If you’re trying to figure out how the upcoming trial in Virginia involving a minor player within the Trump campaign charged with fraud long before he associated with the president gets us to Russian collusion you’re not alone.
The “show-trial” of Paul Manafort, thus far is the culmination of almost 2-years worth of investigations at an estimated cost to the taxpayer between $4 and 5 million dollars, according to Justice Department records.
The charges against Manafort are perhaps justification by the Mueller team that something has been accomplished in their Russian collusion probe, even though the trial has nothing to do with Russians meddling within the 2016 election.
Moreover, the high-stakes drama will in actuality have both Manafort and Mueller on trial in Virginia if Manafort is somehow found “not guilty” of bank and tax fraud — although the charges against him have been well documented.
Mueller’s initial mandate of Russian collusion by the Trump Administration regardless of the outcome is falling apart. In fact, unless there’s an 11th-hour “smoking-gun” the so-called Mueller investigation simply proves that the probe began with fraudulent information gathered by corrupt political operatives looking to destroy the Trump candidacy at all costs. Not to mention, both Mueller and Deputy Attorney General Rod Rosenstein suffer from massive “conflicts-of-interest.”
The trial, which is scheduled to begin with jury selection Tuesday in the U.S. District Court for the Eastern District of Virginia, will pit Special Counsel Robert Mueller against former Trump Campaign Chairman Paul Manafort.
Manafort stands accused of living a lavish lifestyle that includes expensive cars, a 3-million dollar brownstone in Brooklyn and more than 1-million dollars worth of clothing and accessories.

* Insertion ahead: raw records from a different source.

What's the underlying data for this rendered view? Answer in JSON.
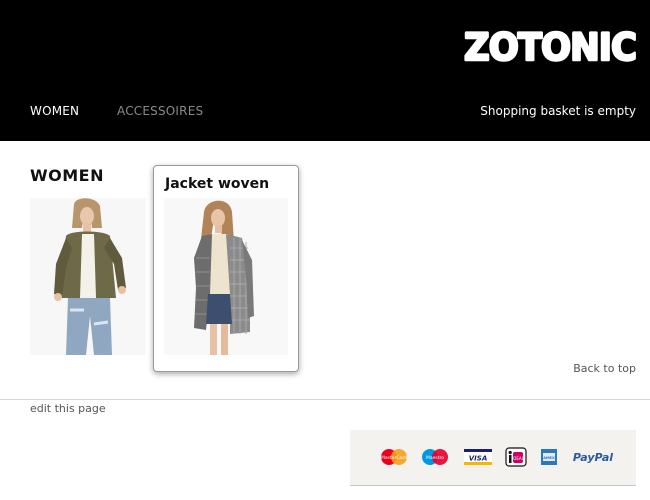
{
  "brand": {
    "logo_text": "ZOTONIC"
  },
  "nav": {
    "items": [
      {
        "label": "WOMEN"
      },
      {
        "label": "ACCESSOIRES"
      }
    ]
  },
  "basket": {
    "status": "Shopping basket is empty"
  },
  "main": {
    "title": "WOMEN",
    "products": [
      {
        "image_icon": "photo-olive-bomber-jacket"
      },
      {
        "title": "Jacket woven",
        "image_icon": "photo-grey-woven-jacket"
      }
    ]
  },
  "footer": {
    "back_to_top": "Back to top",
    "edit_page": "edit this page",
    "payment_methods": [
      {
        "name": "mastercard-icon",
        "label": "MasterCard"
      },
      {
        "name": "maestro-icon",
        "label": "Maestro"
      },
      {
        "name": "visa-icon",
        "label": "VISA"
      },
      {
        "name": "ideal-icon",
        "label": "iDEAL"
      },
      {
        "name": "amex-icon",
        "label": "AMEX"
      },
      {
        "name": "paypal-icon",
        "label": "PayPal"
      }
    ]
  },
  "colors": {
    "header_bg": "#000000",
    "nav_inactive": "#8a8a8a",
    "card_border": "#9a9a9a",
    "payments_bg": "#f3f2ef"
  }
}
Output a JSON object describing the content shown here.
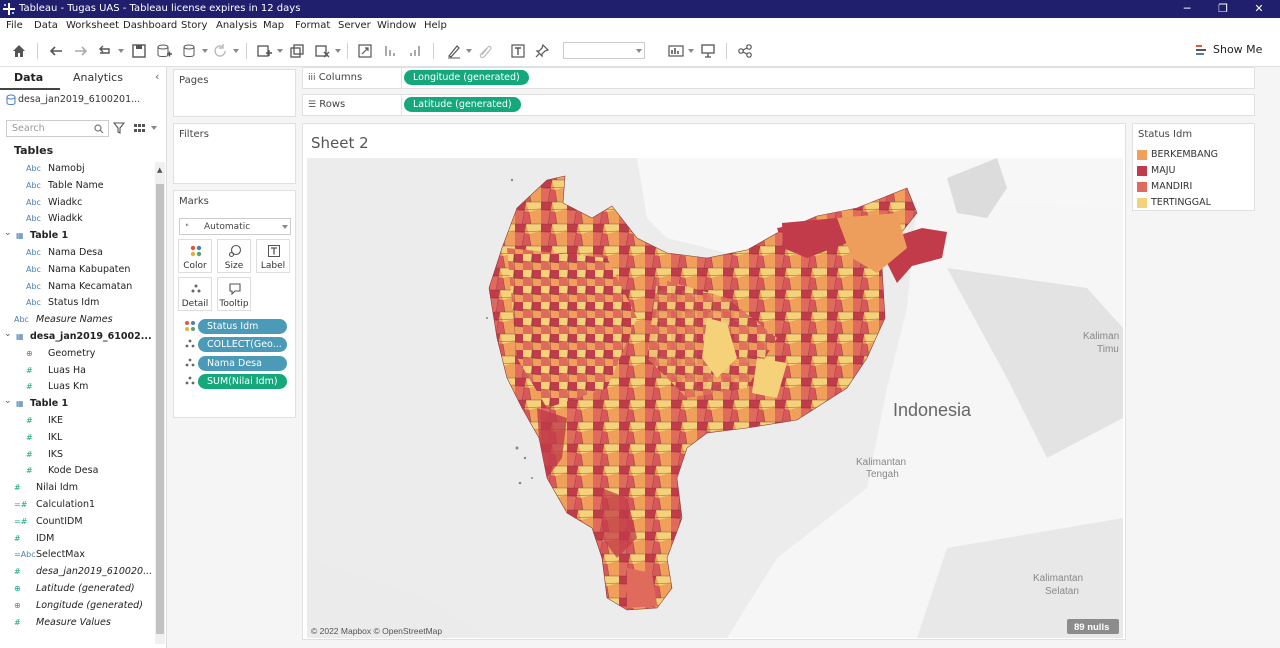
{
  "window": {
    "title": "Tableau - Tugas UAS - Tableau license expires in 12 days"
  },
  "menu": [
    "File",
    "Data",
    "Worksheet",
    "Dashboard",
    "Story",
    "Analysis",
    "Map",
    "Format",
    "Server",
    "Window",
    "Help"
  ],
  "toolbar": {
    "show_me": "Show Me"
  },
  "left_pane": {
    "tabs": [
      "Data",
      "Analytics"
    ],
    "datasource": "desa_jan2019_6100201...",
    "search_placeholder": "Search",
    "tables_heading": "Tables",
    "fields": [
      {
        "icon": "Abc",
        "label": "Namobj",
        "kind": "dim"
      },
      {
        "icon": "Abc",
        "label": "Table Name",
        "kind": "dim"
      },
      {
        "icon": "Abc",
        "label": "Wiadkc",
        "kind": "dim"
      },
      {
        "icon": "Abc",
        "label": "Wiadkk",
        "kind": "dim"
      },
      {
        "icon": "▦",
        "label": "Table 1",
        "kind": "group"
      },
      {
        "icon": "Abc",
        "label": "Nama Desa",
        "kind": "dim"
      },
      {
        "icon": "Abc",
        "label": "Nama Kabupaten",
        "kind": "dim"
      },
      {
        "icon": "Abc",
        "label": "Nama Kecamatan",
        "kind": "dim"
      },
      {
        "icon": "Abc",
        "label": "Status Idm",
        "kind": "dim"
      },
      {
        "icon": "Abc",
        "label": "Measure Names",
        "kind": "italic"
      },
      {
        "icon": "▦",
        "label": "desa_jan2019_61002...",
        "kind": "group"
      },
      {
        "icon": "⊕",
        "label": "Geometry",
        "kind": "dim"
      },
      {
        "icon": "#",
        "label": "Luas Ha",
        "kind": "meas"
      },
      {
        "icon": "#",
        "label": "Luas Km",
        "kind": "meas"
      },
      {
        "icon": "▦",
        "label": "Table 1",
        "kind": "group"
      },
      {
        "icon": "#",
        "label": "IKE",
        "kind": "meas"
      },
      {
        "icon": "#",
        "label": "IKL",
        "kind": "meas"
      },
      {
        "icon": "#",
        "label": "IKS",
        "kind": "meas"
      },
      {
        "icon": "#",
        "label": "Kode Desa",
        "kind": "meas"
      },
      {
        "icon": "#",
        "label": "Nilai Idm",
        "kind": "meas"
      },
      {
        "icon": "=#",
        "label": "Calculation1",
        "kind": "meas"
      },
      {
        "icon": "=#",
        "label": "CountIDM",
        "kind": "meas"
      },
      {
        "icon": "#",
        "label": "IDM",
        "kind": "meas"
      },
      {
        "icon": "=Abc",
        "label": "SelectMax",
        "kind": "dim"
      },
      {
        "icon": "#",
        "label": "desa_jan2019_610020...",
        "kind": "italic"
      },
      {
        "icon": "⊕",
        "label": "Latitude (generated)",
        "kind": "italic"
      },
      {
        "icon": "⊕",
        "label": "Longitude (generated)",
        "kind": "italic"
      },
      {
        "icon": "#",
        "label": "Measure Values",
        "kind": "italic"
      }
    ]
  },
  "cards": {
    "pages": "Pages",
    "filters": "Filters",
    "marks": "Marks",
    "mark_type": "Automatic",
    "mark_buttons": [
      "Color",
      "Size",
      "Label",
      "Detail",
      "Tooltip"
    ],
    "mark_pills": [
      "Status Idm",
      "COLLECT(Geo...",
      "Nama Desa",
      "SUM(Nilai Idm)"
    ]
  },
  "shelves": {
    "columns_label": "Columns",
    "columns_pill": "Longitude (generated)",
    "rows_label": "Rows",
    "rows_pill": "Latitude (generated)"
  },
  "sheet": {
    "title": "Sheet 2",
    "map_labels": {
      "country": "Indonesia",
      "kaltim_1": "Kaliman",
      "kaltim_2": "Timu",
      "kalteng_1": "Kalimantan",
      "kalteng_2": "Tengah",
      "kalsel_1": "Kalimantan",
      "kalsel_2": "Selatan"
    },
    "attribution": "© 2022 Mapbox © OpenStreetMap",
    "nulls": "89 nulls"
  },
  "legend": {
    "title": "Status Idm",
    "items": [
      {
        "label": "BERKEMBANG",
        "color": "#f0a05a"
      },
      {
        "label": "MAJU",
        "color": "#c23b4a"
      },
      {
        "label": "MANDIRI",
        "color": "#e06a5c"
      },
      {
        "label": "TERTINGGAL",
        "color": "#f5d27a"
      }
    ]
  }
}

Mueller and his cronies will attempt to extrapolate Manafort’s criminal bank and tax fraud from his luxurious lifestyle and if convicted Manafort could face decades of prison time.
Which once again begs the question, “what about Russian collusion”? The apparent real reason for the Mueller “dog and pony” show, is to “flip” Manafort so that he will testify against President Trump.
Perhaps the best explanation as to why Mueller decided to throw everything at Manafort came from presiding Judge T.S. Ellis III. In May, Judge Ellis harshly criticized the Mueller team in a preliminary hearing suggesting the motive behind pursuing the case against the 69-year-old ex-Trump aid was only a means to get to the president.
Stating to the Mueller team, “You don’t really care about Mr. Manafort, you really care about what information Mr. Manafort can give you to lead you to Mr. Trump and an impeachment, or whatever.”
Mueller Prosecutor Greg Andres acknowledged during the preliminary hearing to Judge Ellis, “I don’t anticipate that a government witness will utter the word ‘Russia.'”
However, Ellis ultimately allowed the case to continue, stating that the prosecution of Manafort fell within Mueller’s broad authority to investigate Russian meddling within the 2016 election and beyond.
The trial is expected to last (after jury selection), about 3-weeks, focusing on Manafort’s alleged laundering of funds, and hiding millions of dollars from his lobbyist activities while working in behalf of the Ukrainian government and his alleged ties of deposed pro-Russian leader Viktor Yanukovych.
Yet, whether Manafort is found innocent or guilty of the charges seems a moot point for the Trump team, in that Manafort’s questionable activities were many years before Donald Trump ran for the presidency.